The Canadian seal hunt is the most closely watched and restricted animal hunt on the planet. Seals off Canada's east coast have been culled for hundred's of years for food, clothing and seal oil.
Historical evidence suggests that seals were hunted as far back as 3 000 years ago in areas that are now part of Canada. Centuries later, European contact and settlement in the New World not only sustained, but expanded the seal hunt.
Jacques Cartier noted that seals were hunted in the Newfoundland and Labrador region in the early 16th century. By the end of the 16th century, demand for clothing and materials comprised of seal fur in Europe ensured that the Canadian seal hunt would continue and prosper. However, the commercial seal hunt in Canada did not officially begin until the 17th century.
The Canadian seal hunt flourished throughout the 16th and 17th century but made significant economic gains in the 18th century when the Hudson's Bay Company began trading for seal skins. Within 70 years of HBC influence on the seal industry, Newfoundland's attributed 1/3 of its exports to seal. In fact, the economic gains in Newfoundland helped encourage permanent settlement in the region.
Exporting seal oil to Britain and throughout its empire was the primary reason for the commercial seal hunt in the 18th century. Seal oil was also used for a multitude of reasons ranging from cooking and fuel oils to soap production.
The annual Canadian seal hunt still exists but significant differences can be witnessed. In 1971, the Government of Canada introduced quota management to ensure seal populations do not deplete to the point of extinction.

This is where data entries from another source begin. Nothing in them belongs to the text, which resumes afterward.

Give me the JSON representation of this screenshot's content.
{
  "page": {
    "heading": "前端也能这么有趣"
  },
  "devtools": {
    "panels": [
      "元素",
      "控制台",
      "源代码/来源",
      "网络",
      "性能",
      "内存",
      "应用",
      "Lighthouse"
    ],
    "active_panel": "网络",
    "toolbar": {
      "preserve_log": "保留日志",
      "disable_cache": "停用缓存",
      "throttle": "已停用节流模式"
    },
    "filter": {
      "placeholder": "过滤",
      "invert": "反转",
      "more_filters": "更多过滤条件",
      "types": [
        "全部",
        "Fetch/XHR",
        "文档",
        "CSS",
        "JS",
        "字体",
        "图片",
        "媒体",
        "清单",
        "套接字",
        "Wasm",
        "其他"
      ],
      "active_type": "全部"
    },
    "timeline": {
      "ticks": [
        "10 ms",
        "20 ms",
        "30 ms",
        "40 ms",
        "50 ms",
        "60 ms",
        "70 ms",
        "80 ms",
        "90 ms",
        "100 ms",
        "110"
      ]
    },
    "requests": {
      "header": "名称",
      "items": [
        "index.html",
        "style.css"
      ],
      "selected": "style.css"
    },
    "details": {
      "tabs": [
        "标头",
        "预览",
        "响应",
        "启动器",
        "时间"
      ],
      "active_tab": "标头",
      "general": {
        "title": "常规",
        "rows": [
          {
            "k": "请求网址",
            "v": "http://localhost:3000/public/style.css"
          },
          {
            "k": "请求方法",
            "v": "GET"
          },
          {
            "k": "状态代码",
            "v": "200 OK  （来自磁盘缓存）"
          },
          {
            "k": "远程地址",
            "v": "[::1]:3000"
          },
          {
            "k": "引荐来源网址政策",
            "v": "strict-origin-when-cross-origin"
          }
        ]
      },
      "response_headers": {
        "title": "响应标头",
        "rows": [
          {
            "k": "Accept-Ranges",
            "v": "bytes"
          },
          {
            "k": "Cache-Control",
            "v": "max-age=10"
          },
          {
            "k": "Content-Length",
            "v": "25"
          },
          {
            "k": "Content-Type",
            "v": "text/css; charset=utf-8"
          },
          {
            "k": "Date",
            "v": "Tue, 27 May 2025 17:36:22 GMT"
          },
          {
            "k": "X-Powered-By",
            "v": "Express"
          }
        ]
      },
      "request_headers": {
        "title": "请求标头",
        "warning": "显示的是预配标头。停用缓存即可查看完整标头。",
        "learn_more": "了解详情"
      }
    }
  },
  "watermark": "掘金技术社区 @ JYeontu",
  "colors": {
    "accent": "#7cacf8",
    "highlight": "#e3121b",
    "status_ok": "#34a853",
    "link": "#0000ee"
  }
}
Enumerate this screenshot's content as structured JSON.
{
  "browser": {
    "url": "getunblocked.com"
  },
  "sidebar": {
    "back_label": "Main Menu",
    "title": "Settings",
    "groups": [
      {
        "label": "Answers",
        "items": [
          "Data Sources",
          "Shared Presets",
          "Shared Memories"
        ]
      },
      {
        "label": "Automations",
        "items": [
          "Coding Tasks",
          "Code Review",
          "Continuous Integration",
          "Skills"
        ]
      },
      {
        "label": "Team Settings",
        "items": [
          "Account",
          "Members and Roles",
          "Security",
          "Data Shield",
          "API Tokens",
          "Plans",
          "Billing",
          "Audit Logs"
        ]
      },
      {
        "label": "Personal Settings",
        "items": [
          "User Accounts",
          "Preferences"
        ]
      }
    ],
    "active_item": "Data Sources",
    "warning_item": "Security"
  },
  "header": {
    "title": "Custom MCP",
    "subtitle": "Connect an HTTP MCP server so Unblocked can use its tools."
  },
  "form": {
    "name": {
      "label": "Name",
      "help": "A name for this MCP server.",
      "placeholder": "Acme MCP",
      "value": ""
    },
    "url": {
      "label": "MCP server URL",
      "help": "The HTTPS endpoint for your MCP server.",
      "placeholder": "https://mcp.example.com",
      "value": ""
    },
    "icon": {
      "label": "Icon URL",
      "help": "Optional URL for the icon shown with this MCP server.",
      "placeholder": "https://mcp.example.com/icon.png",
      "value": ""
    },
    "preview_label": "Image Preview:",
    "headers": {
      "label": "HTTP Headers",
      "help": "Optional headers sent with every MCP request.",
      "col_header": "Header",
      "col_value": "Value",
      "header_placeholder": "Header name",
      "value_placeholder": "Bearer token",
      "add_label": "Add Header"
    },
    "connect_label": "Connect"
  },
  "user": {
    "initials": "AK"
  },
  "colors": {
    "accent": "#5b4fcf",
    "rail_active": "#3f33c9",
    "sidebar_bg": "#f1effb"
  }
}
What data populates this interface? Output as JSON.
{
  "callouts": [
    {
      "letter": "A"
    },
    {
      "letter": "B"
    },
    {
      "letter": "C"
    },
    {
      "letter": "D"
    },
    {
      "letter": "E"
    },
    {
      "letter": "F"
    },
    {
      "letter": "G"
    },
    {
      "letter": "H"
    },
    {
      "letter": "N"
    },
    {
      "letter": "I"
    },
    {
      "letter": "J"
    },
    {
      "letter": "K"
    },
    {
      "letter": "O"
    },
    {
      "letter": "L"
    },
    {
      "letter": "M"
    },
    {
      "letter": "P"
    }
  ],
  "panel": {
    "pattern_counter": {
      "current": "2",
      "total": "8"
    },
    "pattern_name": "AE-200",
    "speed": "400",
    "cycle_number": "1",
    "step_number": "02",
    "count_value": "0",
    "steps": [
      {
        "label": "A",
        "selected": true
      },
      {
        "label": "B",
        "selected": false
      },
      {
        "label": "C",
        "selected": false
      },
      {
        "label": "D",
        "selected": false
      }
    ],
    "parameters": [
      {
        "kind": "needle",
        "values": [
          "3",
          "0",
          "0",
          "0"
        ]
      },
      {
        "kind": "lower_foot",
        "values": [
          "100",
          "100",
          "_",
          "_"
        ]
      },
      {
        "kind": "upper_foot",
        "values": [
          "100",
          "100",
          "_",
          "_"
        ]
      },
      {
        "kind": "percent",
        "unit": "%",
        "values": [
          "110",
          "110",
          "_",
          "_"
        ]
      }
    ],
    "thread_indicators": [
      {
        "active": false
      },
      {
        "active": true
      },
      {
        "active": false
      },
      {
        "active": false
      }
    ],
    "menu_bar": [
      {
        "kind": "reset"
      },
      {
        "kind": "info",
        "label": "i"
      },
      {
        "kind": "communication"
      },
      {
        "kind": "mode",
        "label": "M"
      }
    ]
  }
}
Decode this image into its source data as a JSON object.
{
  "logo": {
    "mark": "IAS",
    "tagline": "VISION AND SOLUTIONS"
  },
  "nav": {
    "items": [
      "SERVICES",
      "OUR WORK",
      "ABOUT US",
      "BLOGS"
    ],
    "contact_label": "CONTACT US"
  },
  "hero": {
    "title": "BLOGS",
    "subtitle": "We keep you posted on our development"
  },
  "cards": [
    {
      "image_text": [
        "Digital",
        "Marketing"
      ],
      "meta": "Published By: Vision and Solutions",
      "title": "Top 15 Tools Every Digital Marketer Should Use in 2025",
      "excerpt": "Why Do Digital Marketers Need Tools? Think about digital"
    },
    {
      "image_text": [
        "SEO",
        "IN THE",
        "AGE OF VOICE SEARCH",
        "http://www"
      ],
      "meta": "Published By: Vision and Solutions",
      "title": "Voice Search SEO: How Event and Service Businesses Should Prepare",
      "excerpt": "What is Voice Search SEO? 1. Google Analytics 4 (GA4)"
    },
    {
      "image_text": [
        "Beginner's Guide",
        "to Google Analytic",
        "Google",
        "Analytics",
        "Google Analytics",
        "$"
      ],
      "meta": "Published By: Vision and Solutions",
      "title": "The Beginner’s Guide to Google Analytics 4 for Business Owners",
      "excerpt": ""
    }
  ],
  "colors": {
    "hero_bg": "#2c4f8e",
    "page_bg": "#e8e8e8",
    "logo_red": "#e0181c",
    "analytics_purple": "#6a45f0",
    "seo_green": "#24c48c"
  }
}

International reactions to the Canadian seal hunt are varied. Many countries continue to import goods derived from seal. Conversely, American and European reaction to the Canadian seal hunt has been negative at best. An American ban on anything derived from seals in the 1970s was followed by a European ban on whitecoat and blueback seal harvests. Seal oil is still sold in the European Union.
In 1987, the Government of Canada reacted to the European ban by issuing a Canadian ban on the commercial harvesting of whitecoats and bluebacks. Each ensuing year resulted in government quotas designed to control hunting and maintain stable seal populations off the Canadian coast.
Current harp seal populations are estimated at over 5.5 million - three times higher than the harp seal population of the 1970s.